I seriously love WFMU’s Beware of the Blog. I often find awesome tracks and albums that I would never have found on my own. While trolling their site for more info on the Masked Man and the Agents (check out their song Roaches)Â I came across John Steele and John Cage’s 1976 album Voices and Instruments.
via Beware of the Blog:
“Brian Eno’s Obscure Records label released only 10 albums during its existence from 1975 through 1978. Some of these have been reissued on CD (among them Eno’s own 1975 masterpiece Discreet Music), but for some reason the album Voices and Instruments (Obscure No. 5, 1976) only exists on out-of-print vinyl. It is a very quiet and beautiful record, featuring three compositions by Jan Steele on one side, and five compositions by John Cage on the other side. Lyrics are by James Joyce and E. E. Cummings, performers include Jan Steele, Richard Bernas, Steve Beresford, Fred Frith, Robert Wyatt, and Carla Bley. It is not just mellow, it is avant-mellow…”
You can download the album via WFMU’s site. If you do not already check them out you should add them to your list.
On this week’s pick we bring you The Marvelous Misadventures of Flapjack’s “The Plague Song”.
Photographer Larry Sultan has died at the age of 63. The New York Times reports that the cause was cancer. From his obituary:
Larry Sultan, a highly influential California photographer whose 1977 collaboration, â€œEvidenceâ€ â€” a book made up solely of pictures culled from vast industrial and government archives â€” became a watershed in the history of art photography, died on Sunday at his home in Greenbrae, Calif. He was 63.
The cause was cancer, said his wife, Katherine, who is known as Kelly.
In the mid 1970s using a grant and a letter of introduction from the National Endowment for the Arts, Mr. Sultan and Mike Mandel, who had met as students at the San Francisco Art Institute, somehow managed to persuade several large companies, agencies and research institutions like the Bechtel Corporation, the Jet Propulsion Laboratory, the San Jose Police Department and the United States Department of the Interior to let them rummage through their documentary photo files.

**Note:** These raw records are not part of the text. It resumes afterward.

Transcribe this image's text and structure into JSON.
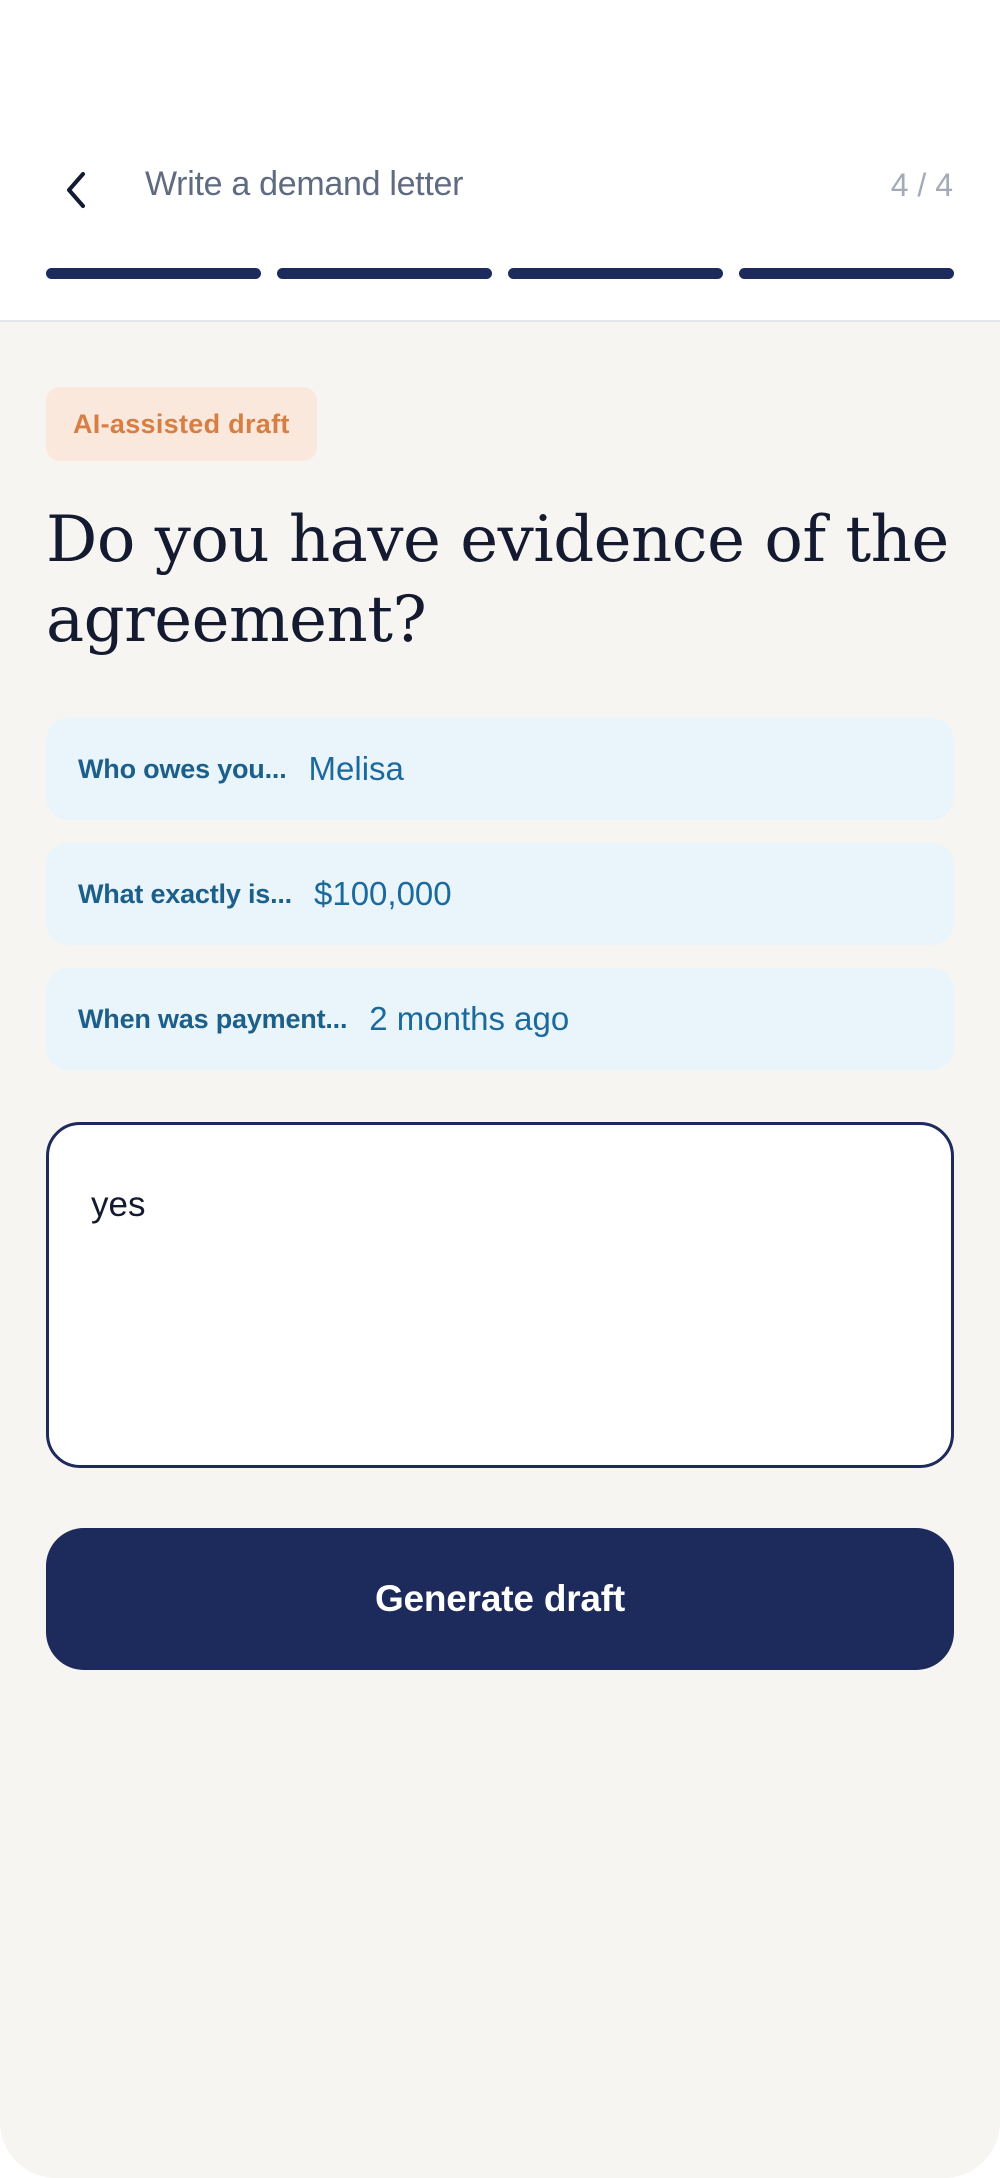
{
  "header": {
    "title": "Write a demand letter",
    "step_counter": "4 / 4",
    "progress": {
      "current_step": 4,
      "total_steps": 4,
      "filled_segments": 4
    },
    "back_icon": "chevron-left-icon",
    "accent_color": "#1c2a5c"
  },
  "badge": {
    "label": "AI-assisted draft",
    "text_color": "#d57f45",
    "background_color": "#fbe8dc"
  },
  "question": "Do you have evidence of the agreement?",
  "previous_answers": [
    {
      "question": "Who owes you...",
      "answer": "Melisa"
    },
    {
      "question": "What exactly is...",
      "answer": "$100,000"
    },
    {
      "question": "When was payment...",
      "answer": "2 months ago"
    }
  ],
  "response": {
    "value": "yes"
  },
  "primary_action": {
    "label": "Generate draft"
  }
}
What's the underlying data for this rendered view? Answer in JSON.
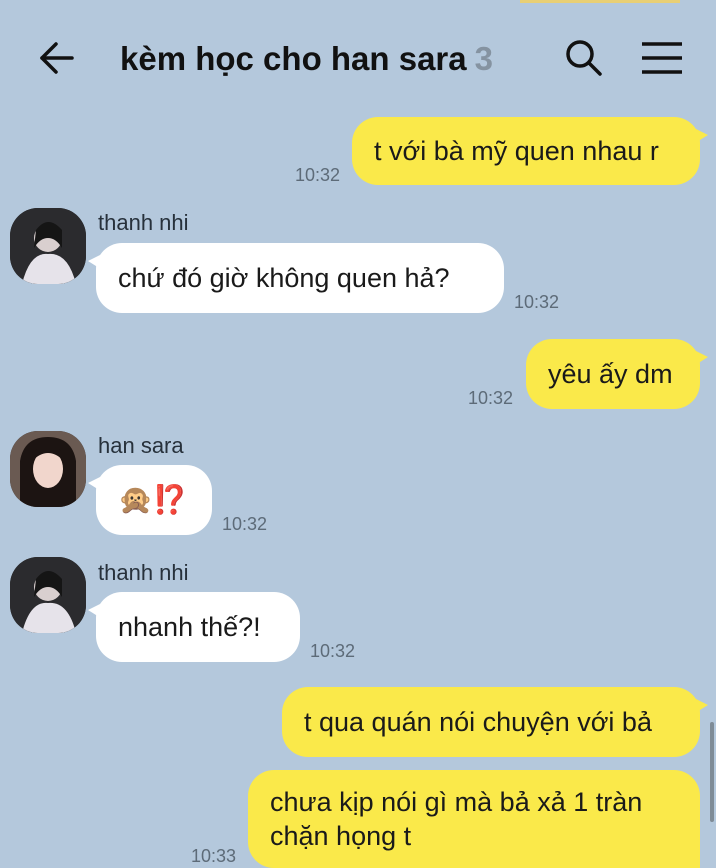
{
  "header": {
    "back_icon": "arrow-left-icon",
    "title": "kèm học cho han sara",
    "member_count": "3",
    "search_icon": "search-icon",
    "menu_icon": "hamburger-menu-icon"
  },
  "colors": {
    "background": "#b4c8dc",
    "my_bubble": "#fae94a",
    "their_bubble": "#ffffff",
    "timestamp": "#5d6b78"
  },
  "messages": [
    {
      "from": "me",
      "text": "t với bà mỹ quen nhau r",
      "time": "10:32"
    },
    {
      "from": "thanh nhi",
      "sender": "thanh nhi",
      "text": "chứ đó giờ không quen hả?",
      "time": "10:32"
    },
    {
      "from": "me",
      "text": "yêu ấy dm",
      "time": "10:32"
    },
    {
      "from": "han sara",
      "sender": "han sara",
      "text": "🙊⁉️",
      "time": "10:32"
    },
    {
      "from": "thanh nhi",
      "sender": "thanh nhi",
      "text": "nhanh thế?!",
      "time": "10:32"
    },
    {
      "from": "me",
      "text": "t qua quán nói chuyện với bả",
      "time": ""
    },
    {
      "from": "me",
      "text_line1": "chưa kịp nói gì mà bả xả 1 tràn",
      "text_line2": "chặn họng t",
      "time": "10:33"
    }
  ]
}
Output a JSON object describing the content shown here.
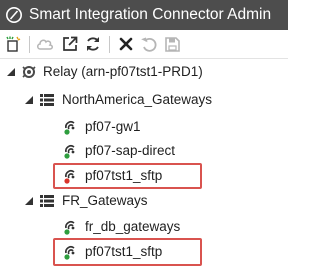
{
  "window": {
    "title": "Smart Integration Connector Admin",
    "icon": "circle-slash-logo-icon"
  },
  "toolbar": {
    "buttons": [
      {
        "name": "new-item-button",
        "icon": "new-sparkle-icon",
        "enabled": true
      },
      {
        "name": "cloud-button",
        "icon": "cloud-icon",
        "enabled": false
      },
      {
        "name": "open-external-button",
        "icon": "open-external-icon",
        "enabled": true
      },
      {
        "name": "refresh-button",
        "icon": "refresh-icon",
        "enabled": true
      },
      {
        "name": "delete-button",
        "icon": "close-x-icon",
        "enabled": true
      },
      {
        "name": "undo-button",
        "icon": "undo-icon",
        "enabled": false
      },
      {
        "name": "save-button",
        "icon": "save-icon",
        "enabled": false
      }
    ]
  },
  "tree": {
    "root": {
      "label": "Relay (arn-pf07tst1-PRD1)",
      "expanded": true,
      "icon": "relay-icon"
    },
    "groups": [
      {
        "label": "NorthAmerica_Gateways",
        "expanded": true,
        "icon": "server-list-icon",
        "items": [
          {
            "label": "pf07-gw1",
            "status": "online",
            "highlighted": false
          },
          {
            "label": "pf07-sap-direct",
            "status": "online",
            "highlighted": false
          },
          {
            "label": "pf07tst1_sftp",
            "status": "offline",
            "highlighted": true
          }
        ]
      },
      {
        "label": "FR_Gateways",
        "expanded": true,
        "icon": "server-list-icon",
        "items": [
          {
            "label": "fr_db_gateways",
            "status": "online",
            "highlighted": false
          },
          {
            "label": "pf07tst1_sftp",
            "status": "online",
            "highlighted": true
          }
        ]
      }
    ]
  },
  "colors": {
    "titlebar": "#4d4d4d",
    "online": "#2e9e3e",
    "offline": "#d9342b",
    "highlight": "#d9534f",
    "icon_dark": "#333333",
    "icon_disabled": "#b5b5b5"
  }
}
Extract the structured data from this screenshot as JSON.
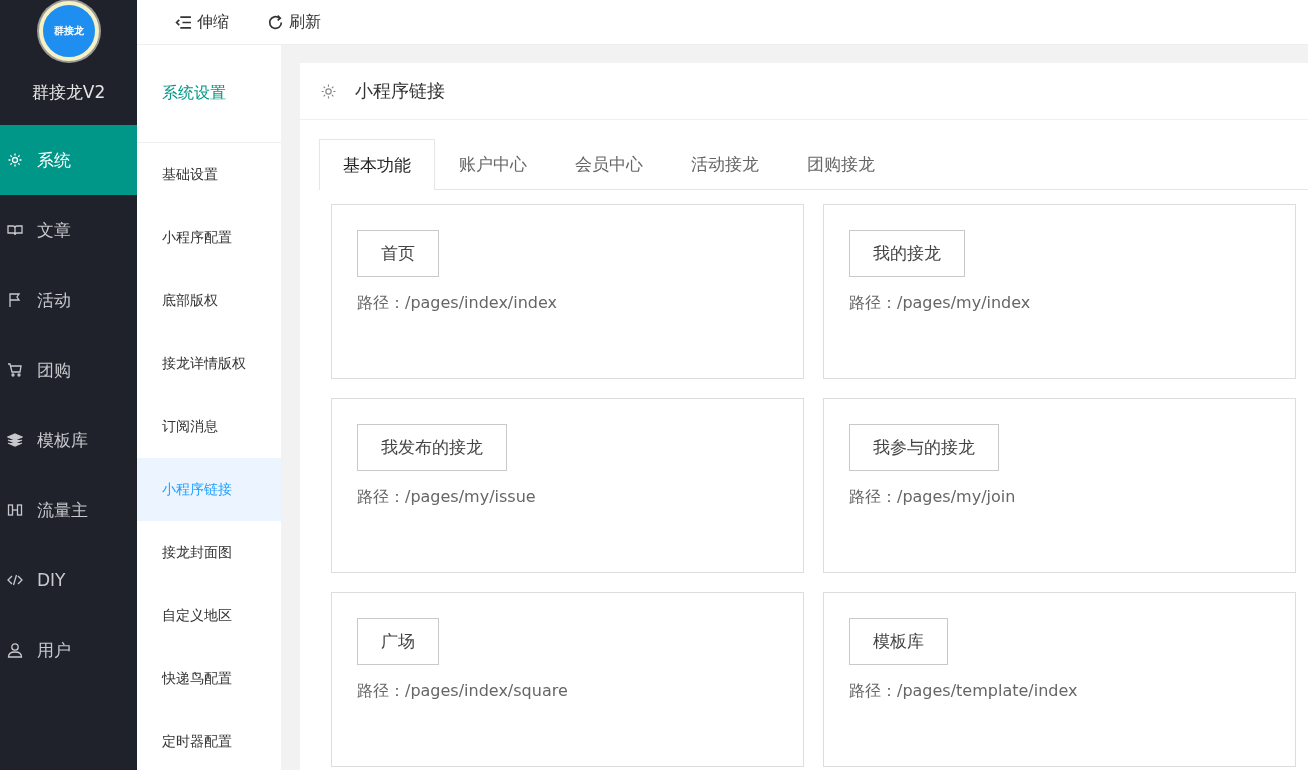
{
  "logo": {
    "badge": "群接龙",
    "title": "群接龙V2"
  },
  "nav": [
    {
      "label": "系统",
      "selected": true
    },
    {
      "label": "文章",
      "selected": false
    },
    {
      "label": "活动",
      "selected": false
    },
    {
      "label": "团购",
      "selected": false
    },
    {
      "label": "模板库",
      "selected": false
    },
    {
      "label": "流量主",
      "selected": false
    },
    {
      "label": "DIY",
      "selected": false
    },
    {
      "label": "用户",
      "selected": false
    }
  ],
  "toolbar": [
    {
      "label": "伸缩"
    },
    {
      "label": "刷新"
    }
  ],
  "subnav": {
    "title": "系统设置",
    "items": [
      {
        "label": "基础设置",
        "selected": false
      },
      {
        "label": "小程序配置",
        "selected": false
      },
      {
        "label": "底部版权",
        "selected": false
      },
      {
        "label": "接龙详情版权",
        "selected": false
      },
      {
        "label": "订阅消息",
        "selected": false
      },
      {
        "label": "小程序链接",
        "selected": true
      },
      {
        "label": "接龙封面图",
        "selected": false
      },
      {
        "label": "自定义地区",
        "selected": false
      },
      {
        "label": "快递鸟配置",
        "selected": false
      },
      {
        "label": "定时器配置",
        "selected": false
      }
    ]
  },
  "panel": {
    "title": "小程序链接",
    "tabs": [
      {
        "label": "基本功能",
        "selected": true
      },
      {
        "label": "账户中心",
        "selected": false
      },
      {
        "label": "会员中心",
        "selected": false
      },
      {
        "label": "活动接龙",
        "selected": false
      },
      {
        "label": "团购接龙",
        "selected": false
      }
    ],
    "links": [
      {
        "name": "首页",
        "path": "路径：/pages/index/index"
      },
      {
        "name": "我的接龙",
        "path": "路径：/pages/my/index"
      },
      {
        "name": "我发布的接龙",
        "path": "路径：/pages/my/issue"
      },
      {
        "name": "我参与的接龙",
        "path": "路径：/pages/my/join"
      },
      {
        "name": "广场",
        "path": "路径：/pages/index/square"
      },
      {
        "name": "模板库",
        "path": "路径：/pages/template/index"
      }
    ]
  }
}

Highly influenced by the West Coast brand of Conceptualism then percolating out of places like the California Institute of the Arts, both men were interested, as Mr. Mandel later said, in exploring photography as â€œmore than just the modernist practice of fine-tuning your style and way of seeing.â€ The pictures they chose from the archives, out of the hundreds of thousands they examined, were a strange, stark, sometimes disturbing vision of a late-industrial world: a space-suited figure sprawled face down on a carpeted floor; a car consumed in flames; a man holding up a tangle of weeds like a trophy; a shaved monkey being held down by a gloved hand.
Some of the images seemed to have been picked for their uncanny resemblance to installation art being made at the time. But the 59 photos published, with no captions to explain what they showed or where they came from, pursued a much broader, Duchampian agenda of harnessing found photographs for the purposes of art while using them as a way to examine the society that produced them. The critic Kenneth Baker of The San Francisco Chronicle wrote that the project demonstrated brilliantly the degree to which â€œwe have no calculus to unravel relations between what a picture shows and what it explains.â€
You can read more about Sultan’s Pictures from Home, a photographic series on his parents’ lives post-retirement, here, as well as an essay that Sultan wrote about his photographic series The Valley for the L.A. Weekly here.